- The bike is very stealthy, you cannot see the motor casing or battery unless you know what to look for, I like how they are concealed and also well protected inside parts of the frame
- Buying an ebike online usually means you’ll have to deal with packaging and some assembly… and while the JOLT eBike did come in a big cardboard box, I was delighted to see that it was fully assembled, and the wheels were perfectly straight because they don’t use spokes like most full sized models
- It’s nice to be able to tap into the battery for your own portable electronics, either while riding or with the pack off the bike, just be careful with any wires that might be plugged in if you do try to use it and ride at the same time… it would be a bummer if you snagged a wire and broke the USB port
- Being able to override pedal assist with the brake levers, which both have motor inhibitors, provides a sense of control and safety
- I like how the bike remembers what level of pedal assist you were in when you turn it off… it stays in the same mode when you turn it on again!

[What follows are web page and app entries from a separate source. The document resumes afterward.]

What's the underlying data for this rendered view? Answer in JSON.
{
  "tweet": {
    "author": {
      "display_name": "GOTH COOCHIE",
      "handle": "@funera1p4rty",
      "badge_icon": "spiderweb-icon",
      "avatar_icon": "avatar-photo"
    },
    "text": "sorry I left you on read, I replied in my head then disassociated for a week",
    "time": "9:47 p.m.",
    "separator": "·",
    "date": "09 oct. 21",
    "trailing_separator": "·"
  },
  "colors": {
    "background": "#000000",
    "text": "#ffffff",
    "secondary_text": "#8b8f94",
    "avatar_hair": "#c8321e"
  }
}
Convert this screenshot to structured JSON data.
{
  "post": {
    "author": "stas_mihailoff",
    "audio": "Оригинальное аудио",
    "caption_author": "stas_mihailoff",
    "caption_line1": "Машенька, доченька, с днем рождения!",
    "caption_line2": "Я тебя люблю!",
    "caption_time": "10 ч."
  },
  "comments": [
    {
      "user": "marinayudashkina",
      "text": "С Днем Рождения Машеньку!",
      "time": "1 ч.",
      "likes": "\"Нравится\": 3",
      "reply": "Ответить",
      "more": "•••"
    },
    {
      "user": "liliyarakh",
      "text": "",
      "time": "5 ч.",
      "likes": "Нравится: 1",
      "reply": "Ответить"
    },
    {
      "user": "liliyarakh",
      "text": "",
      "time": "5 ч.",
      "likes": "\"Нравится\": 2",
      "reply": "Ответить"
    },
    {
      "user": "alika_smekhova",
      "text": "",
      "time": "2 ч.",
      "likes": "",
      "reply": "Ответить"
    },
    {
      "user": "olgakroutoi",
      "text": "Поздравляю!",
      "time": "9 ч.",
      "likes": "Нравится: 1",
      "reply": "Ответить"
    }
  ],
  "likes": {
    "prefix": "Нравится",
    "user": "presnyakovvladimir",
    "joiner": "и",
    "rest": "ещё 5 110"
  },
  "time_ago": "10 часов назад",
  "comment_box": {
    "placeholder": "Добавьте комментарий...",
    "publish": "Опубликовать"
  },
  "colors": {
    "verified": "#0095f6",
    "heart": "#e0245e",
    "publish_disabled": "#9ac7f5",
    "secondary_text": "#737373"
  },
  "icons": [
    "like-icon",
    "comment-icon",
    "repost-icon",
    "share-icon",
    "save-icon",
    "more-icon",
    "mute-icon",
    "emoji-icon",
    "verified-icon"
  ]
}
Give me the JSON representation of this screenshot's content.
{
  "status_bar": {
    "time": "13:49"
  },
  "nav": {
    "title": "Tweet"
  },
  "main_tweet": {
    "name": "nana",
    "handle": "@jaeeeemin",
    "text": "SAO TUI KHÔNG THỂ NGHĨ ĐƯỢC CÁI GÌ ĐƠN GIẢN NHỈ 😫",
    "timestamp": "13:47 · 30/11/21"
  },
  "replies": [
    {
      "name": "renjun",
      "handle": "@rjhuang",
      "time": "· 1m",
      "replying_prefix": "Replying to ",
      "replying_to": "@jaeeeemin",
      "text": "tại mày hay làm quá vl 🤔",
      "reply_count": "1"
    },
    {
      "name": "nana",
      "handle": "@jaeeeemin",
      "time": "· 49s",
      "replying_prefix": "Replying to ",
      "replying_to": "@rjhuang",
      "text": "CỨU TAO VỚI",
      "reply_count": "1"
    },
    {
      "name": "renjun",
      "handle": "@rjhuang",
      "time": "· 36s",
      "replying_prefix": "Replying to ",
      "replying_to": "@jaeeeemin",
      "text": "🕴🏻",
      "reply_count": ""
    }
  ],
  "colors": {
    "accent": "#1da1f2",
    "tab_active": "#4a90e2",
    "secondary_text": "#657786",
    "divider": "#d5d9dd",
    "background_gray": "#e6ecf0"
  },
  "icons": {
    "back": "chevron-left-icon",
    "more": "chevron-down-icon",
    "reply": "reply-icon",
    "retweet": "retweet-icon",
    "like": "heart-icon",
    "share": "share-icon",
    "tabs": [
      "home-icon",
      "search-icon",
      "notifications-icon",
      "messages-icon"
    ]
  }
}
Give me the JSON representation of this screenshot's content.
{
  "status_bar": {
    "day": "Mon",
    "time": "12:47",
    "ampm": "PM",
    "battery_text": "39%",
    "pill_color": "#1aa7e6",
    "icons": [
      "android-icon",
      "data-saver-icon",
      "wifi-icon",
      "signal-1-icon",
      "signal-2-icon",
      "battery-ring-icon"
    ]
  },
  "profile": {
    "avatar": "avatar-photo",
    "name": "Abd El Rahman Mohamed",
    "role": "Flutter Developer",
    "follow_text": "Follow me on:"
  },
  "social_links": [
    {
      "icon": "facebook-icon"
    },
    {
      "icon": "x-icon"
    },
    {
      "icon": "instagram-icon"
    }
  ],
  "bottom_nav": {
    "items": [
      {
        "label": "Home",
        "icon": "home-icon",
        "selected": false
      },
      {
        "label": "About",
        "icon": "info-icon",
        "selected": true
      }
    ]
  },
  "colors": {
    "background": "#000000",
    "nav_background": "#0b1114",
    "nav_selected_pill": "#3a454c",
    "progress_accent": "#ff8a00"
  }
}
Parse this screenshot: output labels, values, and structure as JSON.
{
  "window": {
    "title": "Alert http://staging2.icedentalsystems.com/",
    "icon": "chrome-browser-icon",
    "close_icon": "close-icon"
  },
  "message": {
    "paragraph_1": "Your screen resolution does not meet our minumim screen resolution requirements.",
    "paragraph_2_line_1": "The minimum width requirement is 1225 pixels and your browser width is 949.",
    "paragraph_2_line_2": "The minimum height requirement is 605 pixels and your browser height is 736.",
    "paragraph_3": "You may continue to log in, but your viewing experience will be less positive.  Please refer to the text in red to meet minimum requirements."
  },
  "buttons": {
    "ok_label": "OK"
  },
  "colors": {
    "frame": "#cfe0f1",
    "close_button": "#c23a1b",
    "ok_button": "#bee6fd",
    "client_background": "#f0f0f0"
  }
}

Just be careful not to get surprised by this or bump the trigger throttle on the right because that could cause some instability or an accident
- Three color choices so you could get a couple of bikes and keep them separate, or just go for something more fun, but I like the white because it’s going to be the most visible at night (especially since this ebike has no integrated lights or reflective tires)
- It looks like you could add a rear rack to this bike pretty easily, I saw threaded eyelets on the seat stays and near the rear dropout, just find one that would fit a smaller 20″ wheel setup
- The pricing on this ebike is a bit confusing because of the Indiegogo special, it sounds like shipping is $199 and if the true MSRP is $1,999 then this is one of the most expensive folding electric bikes around despite being kind of generic
- No suspension, cast rims instead of spokes, and the smaller 20″ wheel diameter means that this ebike could feel stiff and uncomfortable on long rides
- The motor power cable exits the right side of the rear dropout and is not protected by a derailleur guard, so just be careful not to bump this cable when folding and transporting, it’s not uncommon to see these cables get bent if the bike tips etc. and that could ruin the motor
- The display panel is very basic, instead of an LCD with numeric readouts for speed, odometer, and battery percentage, you get LED indicators and dots that guide you but aren’t as precise
- Rim brakes are a bit more basic than disc brakes and may get dirty and squeak more, apparently you can upgrade the front to disc (the demo bike I got came with a front disc) so this is one of the areas where cheaper parts were used but the price of the bike doesn’t really reflect that, on the Indiegogo campaign you have to pay more for the headlight and disc brake so I’m not sure how that will work on the final bike once the campaign is over
- It seems like either the seat post is too narrow for the seat tube or maybe the seatpost collar needs to be tighter, I had to really tighten this down to reduce rattling and support my weight (so the seat wouldn’t slide down)
- It’s great to have a kickstand but this one is mounted just below the bottom bracket which means the crank arms can collide with it if you back the bike up, it’s a minor gripe but some bikes do have their kickstand positioned further back and out of the way of the cranks
- Minor gripe, the shifter cables, brake lines, and electrical wiring on this bike is all externally routed and can look a bit messy – especially on the white frame, but maybe it’s easier to repair and won’t get pinched when folding as easily?